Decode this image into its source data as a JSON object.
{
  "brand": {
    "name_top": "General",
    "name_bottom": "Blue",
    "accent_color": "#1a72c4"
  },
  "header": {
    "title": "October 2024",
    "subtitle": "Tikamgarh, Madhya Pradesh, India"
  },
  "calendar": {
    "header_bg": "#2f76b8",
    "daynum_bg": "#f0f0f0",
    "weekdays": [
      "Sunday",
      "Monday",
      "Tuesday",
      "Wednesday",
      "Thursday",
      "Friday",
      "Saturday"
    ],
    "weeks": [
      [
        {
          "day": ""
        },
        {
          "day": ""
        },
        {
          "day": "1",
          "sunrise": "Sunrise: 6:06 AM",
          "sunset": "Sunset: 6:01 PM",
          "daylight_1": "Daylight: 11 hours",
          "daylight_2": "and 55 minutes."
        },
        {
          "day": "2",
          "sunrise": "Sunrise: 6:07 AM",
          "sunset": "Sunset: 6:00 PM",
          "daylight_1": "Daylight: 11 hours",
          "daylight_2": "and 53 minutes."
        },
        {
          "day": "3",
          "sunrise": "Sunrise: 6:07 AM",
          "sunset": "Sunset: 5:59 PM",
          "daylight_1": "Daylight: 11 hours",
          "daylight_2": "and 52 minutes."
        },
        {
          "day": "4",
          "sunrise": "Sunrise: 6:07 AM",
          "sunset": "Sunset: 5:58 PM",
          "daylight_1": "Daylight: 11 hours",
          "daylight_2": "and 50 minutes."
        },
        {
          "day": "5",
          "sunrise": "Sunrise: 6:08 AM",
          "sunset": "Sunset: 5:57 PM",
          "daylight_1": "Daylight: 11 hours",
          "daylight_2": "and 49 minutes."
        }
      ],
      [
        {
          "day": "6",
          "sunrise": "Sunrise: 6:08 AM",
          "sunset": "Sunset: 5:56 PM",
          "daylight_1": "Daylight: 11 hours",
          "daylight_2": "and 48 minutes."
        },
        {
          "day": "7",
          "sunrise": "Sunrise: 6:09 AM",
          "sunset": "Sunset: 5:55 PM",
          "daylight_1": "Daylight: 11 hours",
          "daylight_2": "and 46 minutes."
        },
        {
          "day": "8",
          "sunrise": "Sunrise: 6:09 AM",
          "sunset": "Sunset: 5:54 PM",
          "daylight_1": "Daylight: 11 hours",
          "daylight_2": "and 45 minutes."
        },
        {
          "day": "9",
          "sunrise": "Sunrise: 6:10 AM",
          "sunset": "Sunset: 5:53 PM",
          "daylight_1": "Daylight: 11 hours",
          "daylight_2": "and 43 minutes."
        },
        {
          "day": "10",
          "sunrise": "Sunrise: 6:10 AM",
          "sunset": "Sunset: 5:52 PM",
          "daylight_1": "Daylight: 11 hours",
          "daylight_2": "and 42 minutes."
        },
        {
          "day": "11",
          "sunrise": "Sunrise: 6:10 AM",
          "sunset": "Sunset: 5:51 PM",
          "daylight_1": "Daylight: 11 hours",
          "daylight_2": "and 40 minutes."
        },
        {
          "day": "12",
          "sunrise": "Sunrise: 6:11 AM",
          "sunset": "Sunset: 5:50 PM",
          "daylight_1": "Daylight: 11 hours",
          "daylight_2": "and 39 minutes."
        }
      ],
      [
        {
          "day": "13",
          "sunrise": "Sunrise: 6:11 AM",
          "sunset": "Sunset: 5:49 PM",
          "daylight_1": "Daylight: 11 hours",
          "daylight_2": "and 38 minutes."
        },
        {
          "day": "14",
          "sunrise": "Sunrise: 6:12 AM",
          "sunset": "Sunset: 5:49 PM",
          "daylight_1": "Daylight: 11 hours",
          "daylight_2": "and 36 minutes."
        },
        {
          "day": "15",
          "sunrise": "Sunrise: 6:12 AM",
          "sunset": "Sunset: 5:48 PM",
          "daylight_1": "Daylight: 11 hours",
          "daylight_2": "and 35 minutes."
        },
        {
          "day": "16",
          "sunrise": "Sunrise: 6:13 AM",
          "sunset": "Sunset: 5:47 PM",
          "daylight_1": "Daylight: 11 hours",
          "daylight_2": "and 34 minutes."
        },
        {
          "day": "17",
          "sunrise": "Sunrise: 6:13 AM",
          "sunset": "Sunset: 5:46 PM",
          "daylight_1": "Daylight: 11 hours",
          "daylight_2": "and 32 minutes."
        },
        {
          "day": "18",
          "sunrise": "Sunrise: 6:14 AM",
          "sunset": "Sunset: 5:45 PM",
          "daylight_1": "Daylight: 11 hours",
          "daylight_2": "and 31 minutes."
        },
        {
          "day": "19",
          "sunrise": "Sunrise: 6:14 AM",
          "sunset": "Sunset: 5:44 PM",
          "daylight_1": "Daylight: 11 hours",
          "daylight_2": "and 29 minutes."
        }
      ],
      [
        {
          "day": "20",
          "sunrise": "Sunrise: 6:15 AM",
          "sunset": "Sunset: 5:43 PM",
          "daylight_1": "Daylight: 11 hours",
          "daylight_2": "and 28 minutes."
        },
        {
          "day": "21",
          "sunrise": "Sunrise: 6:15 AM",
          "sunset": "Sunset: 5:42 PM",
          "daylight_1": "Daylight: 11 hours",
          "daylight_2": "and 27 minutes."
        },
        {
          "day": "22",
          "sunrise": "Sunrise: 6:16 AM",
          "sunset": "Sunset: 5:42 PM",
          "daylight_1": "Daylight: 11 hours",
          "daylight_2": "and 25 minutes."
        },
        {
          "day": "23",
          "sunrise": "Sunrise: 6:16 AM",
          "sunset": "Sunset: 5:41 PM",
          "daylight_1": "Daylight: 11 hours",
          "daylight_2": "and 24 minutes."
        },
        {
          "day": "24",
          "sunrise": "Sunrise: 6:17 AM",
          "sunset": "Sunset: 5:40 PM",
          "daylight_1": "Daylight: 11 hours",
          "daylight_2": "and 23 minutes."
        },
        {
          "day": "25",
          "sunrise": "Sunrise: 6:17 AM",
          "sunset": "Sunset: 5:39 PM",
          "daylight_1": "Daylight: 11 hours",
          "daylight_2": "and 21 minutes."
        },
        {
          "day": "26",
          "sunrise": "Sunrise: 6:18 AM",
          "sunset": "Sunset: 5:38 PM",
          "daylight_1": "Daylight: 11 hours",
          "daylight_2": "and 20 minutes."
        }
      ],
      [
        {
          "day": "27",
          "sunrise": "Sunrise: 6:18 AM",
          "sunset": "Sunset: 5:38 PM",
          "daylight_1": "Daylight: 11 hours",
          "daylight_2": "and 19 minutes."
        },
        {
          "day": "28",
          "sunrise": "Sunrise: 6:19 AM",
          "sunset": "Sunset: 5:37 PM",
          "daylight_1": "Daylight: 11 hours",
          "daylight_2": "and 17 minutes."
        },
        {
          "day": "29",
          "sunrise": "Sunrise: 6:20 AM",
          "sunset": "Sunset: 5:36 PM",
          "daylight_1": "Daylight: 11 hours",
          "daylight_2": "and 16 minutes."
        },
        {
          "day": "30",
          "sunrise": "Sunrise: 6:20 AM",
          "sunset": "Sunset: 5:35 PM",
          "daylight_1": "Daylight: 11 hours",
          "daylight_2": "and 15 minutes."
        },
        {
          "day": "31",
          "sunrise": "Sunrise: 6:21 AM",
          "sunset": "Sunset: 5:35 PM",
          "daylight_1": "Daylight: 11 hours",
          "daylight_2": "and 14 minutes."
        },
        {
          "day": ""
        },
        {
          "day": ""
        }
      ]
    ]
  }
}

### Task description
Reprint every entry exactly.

### Your response
Decode this image into its source data as a JSON object.
{
  "brand": {
    "name_top": "General",
    "name_bottom": "Blue",
    "accent_color": "#1a72c4"
  },
  "header": {
    "title": "October 2024",
    "subtitle": "Tikamgarh, Madhya Pradesh, India"
  },
  "calendar": {
    "header_bg": "#2f76b8",
    "daynum_bg": "#f0f0f0",
    "weekdays": [
      "Sunday",
      "Monday",
      "Tuesday",
      "Wednesday",
      "Thursday",
      "Friday",
      "Saturday"
    ],
    "weeks": [
      [
        {
          "day": ""
        },
        {
          "day": ""
        },
        {
          "day": "1",
          "sunrise": "Sunrise: 6:06 AM",
          "sunset": "Sunset: 6:01 PM",
          "daylight_1": "Daylight: 11 hours",
          "daylight_2": "and 55 minutes."
        },
        {
          "day": "2",
          "sunrise": "Sunrise: 6:07 AM",
          "sunset": "Sunset: 6:00 PM",
          "daylight_1": "Daylight: 11 hours",
          "daylight_2": "and 53 minutes."
        },
        {
          "day": "3",
          "sunrise": "Sunrise: 6:07 AM",
          "sunset": "Sunset: 5:59 PM",
          "daylight_1": "Daylight: 11 hours",
          "daylight_2": "and 52 minutes."
        },
        {
          "day": "4",
          "sunrise": "Sunrise: 6:07 AM",
          "sunset": "Sunset: 5:58 PM",
          "daylight_1": "Daylight: 11 hours",
          "daylight_2": "and 50 minutes."
        },
        {
          "day": "5",
          "sunrise": "Sunrise: 6:08 AM",
          "sunset": "Sunset: 5:57 PM",
          "daylight_1": "Daylight: 11 hours",
          "daylight_2": "and 49 minutes."
        }
      ],
      [
        {
          "day": "6",
          "sunrise": "Sunrise: 6:08 AM",
          "sunset": "Sunset: 5:56 PM",
          "daylight_1": "Daylight: 11 hours",
          "daylight_2": "and 48 minutes."
        },
        {
          "day": "7",
          "sunrise": "Sunrise: 6:09 AM",
          "sunset": "Sunset: 5:55 PM",
          "daylight_1": "Daylight: 11 hours",
          "daylight_2": "and 46 minutes."
        },
        {
          "day": "8",
          "sunrise": "Sunrise: 6:09 AM",
          "sunset": "Sunset: 5:54 PM",
          "daylight_1": "Daylight: 11 hours",
          "daylight_2": "and 45 minutes."
        },
        {
          "day": "9",
          "sunrise": "Sunrise: 6:10 AM",
          "sunset": "Sunset: 5:53 PM",
          "daylight_1": "Daylight: 11 hours",
          "daylight_2": "and 43 minutes."
        },
        {
          "day": "10",
          "sunrise": "Sunrise: 6:10 AM",
          "sunset": "Sunset: 5:52 PM",
          "daylight_1": "Daylight: 11 hours",
          "daylight_2": "and 42 minutes."
        },
        {
          "day": "11",
          "sunrise": "Sunrise: 6:10 AM",
          "sunset": "Sunset: 5:51 PM",
          "daylight_1": "Daylight: 11 hours",
          "daylight_2": "and 40 minutes."
        },
        {
          "day": "12",
          "sunrise": "Sunrise: 6:11 AM",
          "sunset": "Sunset: 5:50 PM",
          "daylight_1": "Daylight: 11 hours",
          "daylight_2": "and 39 minutes."
        }
      ],
      [
        {
          "day": "13",
          "sunrise": "Sunrise: 6:11 AM",
          "sunset": "Sunset: 5:49 PM",
          "daylight_1": "Daylight: 11 hours",
          "daylight_2": "and 38 minutes."
        },
        {
          "day": "14",
          "sunrise": "Sunrise: 6:12 AM",
          "sunset": "Sunset: 5:49 PM",
          "daylight_1": "Daylight: 11 hours",
          "daylight_2": "and 36 minutes."
        },
        {
          "day": "15",
          "sunrise": "Sunrise: 6:12 AM",
          "sunset": "Sunset: 5:48 PM",
          "daylight_1": "Daylight: 11 hours",
          "daylight_2": "and 35 minutes."
        },
        {
          "day": "16",
          "sunrise": "Sunrise: 6:13 AM",
          "sunset": "Sunset: 5:47 PM",
          "daylight_1": "Daylight: 11 hours",
          "daylight_2": "and 34 minutes."
        },
        {
          "day": "17",
          "sunrise": "Sunrise: 6:13 AM",
          "sunset": "Sunset: 5:46 PM",
          "daylight_1": "Daylight: 11 hours",
          "daylight_2": "and 32 minutes."
        },
        {
          "day": "18",
          "sunrise": "Sunrise: 6:14 AM",
          "sunset": "Sunset: 5:45 PM",
          "daylight_1": "Daylight: 11 hours",
          "daylight_2": "and 31 minutes."
        },
        {
          "day": "19",
          "sunrise": "Sunrise: 6:14 AM",
          "sunset": "Sunset: 5:44 PM",
          "daylight_1": "Daylight: 11 hours",
          "daylight_2": "and 29 minutes."
        }
      ],
      [
        {
          "day": "20",
          "sunrise": "Sunrise: 6:15 AM",
          "sunset": "Sunset: 5:43 PM",
          "daylight_1": "Daylight: 11 hours",
          "daylight_2": "and 28 minutes."
        },
        {
          "day": "21",
          "sunrise": "Sunrise: 6:15 AM",
          "sunset": "Sunset: 5:42 PM",
          "daylight_1": "Daylight: 11 hours",
          "daylight_2": "and 27 minutes."
        },
        {
          "day": "22",
          "sunrise": "Sunrise: 6:16 AM",
          "sunset": "Sunset: 5:42 PM",
          "daylight_1": "Daylight: 11 hours",
          "daylight_2": "and 25 minutes."
        },
        {
          "day": "23",
          "sunrise": "Sunrise: 6:16 AM",
          "sunset": "Sunset: 5:41 PM",
          "daylight_1": "Daylight: 11 hours",
          "daylight_2": "and 24 minutes."
        },
        {
          "day": "24",
          "sunrise": "Sunrise: 6:17 AM",
          "sunset": "Sunset: 5:40 PM",
          "daylight_1": "Daylight: 11 hours",
          "daylight_2": "and 23 minutes."
        },
        {
          "day": "25",
          "sunrise": "Sunrise: 6:17 AM",
          "sunset": "Sunset: 5:39 PM",
          "daylight_1": "Daylight: 11 hours",
          "daylight_2": "and 21 minutes."
        },
        {
          "day": "26",
          "sunrise": "Sunrise: 6:18 AM",
          "sunset": "Sunset: 5:38 PM",
          "daylight_1": "Daylight: 11 hours",
          "daylight_2": "and 20 minutes."
        }
      ],
      [
        {
          "day": "27",
          "sunrise": "Sunrise: 6:18 AM",
          "sunset": "Sunset: 5:38 PM",
          "daylight_1": "Daylight: 11 hours",
          "daylight_2": "and 19 minutes."
        },
        {
          "day": "28",
          "sunrise": "Sunrise: 6:19 AM",
          "sunset": "Sunset: 5:37 PM",
          "daylight_1": "Daylight: 11 hours",
          "daylight_2": "and 17 minutes."
        },
        {
          "day": "29",
          "sunrise": "Sunrise: 6:20 AM",
          "sunset": "Sunset: 5:36 PM",
          "daylight_1": "Daylight: 11 hours",
          "daylight_2": "and 16 minutes."
        },
        {
          "day": "30",
          "sunrise": "Sunrise: 6:20 AM",
          "sunset": "Sunset: 5:35 PM",
          "daylight_1": "Daylight: 11 hours",
          "daylight_2": "and 15 minutes."
        },
        {
          "day": "31",
          "sunrise": "Sunrise: 6:21 AM",
          "sunset": "Sunset: 5:35 PM",
          "daylight_1": "Daylight: 11 hours",
          "daylight_2": "and 14 minutes."
        },
        {
          "day": ""
        },
        {
          "day": ""
        }
      ]
    ]
  }
}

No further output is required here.